Garden Lights

Posted by Fred C (W6BSD) on Jun 15 2020

At home, I wanted to install lights along the fence to create an ambiance in my backyard. I wanted to have the lights turn on at sunset and turn off a few hours later, entirely automatically. The last requirement was to be able to control the system remotely. I also wanted the option to create a "light show" for special occasions, such as holidays or parties.

Garden Lights


For this project, I used a Raspberry-Pi Zero W that I wasn't using for anything else. Since it runs Linux, I could use the network stack and use NTP1 to synchronize the internal clock. I could also use python for my program. Since the final box would be installed outdoors in my backyard, using ssh to investigate any problems would be a huge plus.

The lights controller is built entirely around off the shelf components:

Hardware-wise this project was easy to build. Where I had more fun was on the software side. To write the software, I used python. I also used greenlets. Greenlets provide concurrency. Several parts of the code can run simultaneously but not in parallel. Think of lightweight threads.

Light Box


The core of this program is a CronTab class responsible for running Tasks or Events. Tasks are jobs that run only once at a specific time. Events are recurrent jobs.

In the following example, the Task will turn the lights on at sunset.
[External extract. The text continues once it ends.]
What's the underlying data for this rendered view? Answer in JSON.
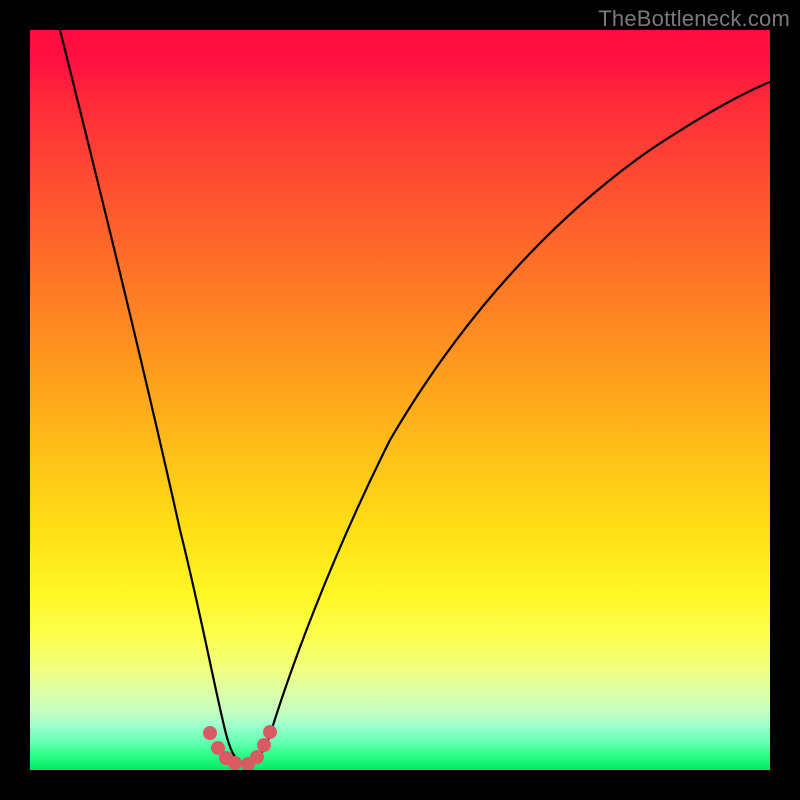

The lights are turned off at 10:30 daily. The function light_show is called daily at the top of the hours at 9, 10, and 11 PM.

cron = CronTab(
    Task(lights.on, sun.sunset.minute, sun.sunset.hour),
    Event(, 30, 23),
    Event(light_show, 0, [21, 22, 23], lights=lights)

To determine the sunset time, I use an online service called sunset sunrise. This service offers a free API that provides sunset and sunrise times for a given latitude and longitude. There is a limit on the number of requests you can make to the service. Our lights project only makes a handful of requests per week, which is way under the quota.

To run this program, create a JSON configuration file stored on /etc/lights.json. The fields latitude and longitude are used to determine the sunset time. The field ports contains the GPIO2 pin controlling each light.


    "local_tz": "America/Los_Angeles",
    "ports": [ 9, 11, 0, 5, 6, 13, 19, 26 ],
    "latitude": 37.4650,
    "longitude": -122.2475

You can find the full program on my GitHub account.

The next version of this program will read the sequencing of the lights from a configuration file.

  1. Network Time Protocol 

  2. general-purpose input/output (GPIO) 

 RaspberryPi      Python      DIY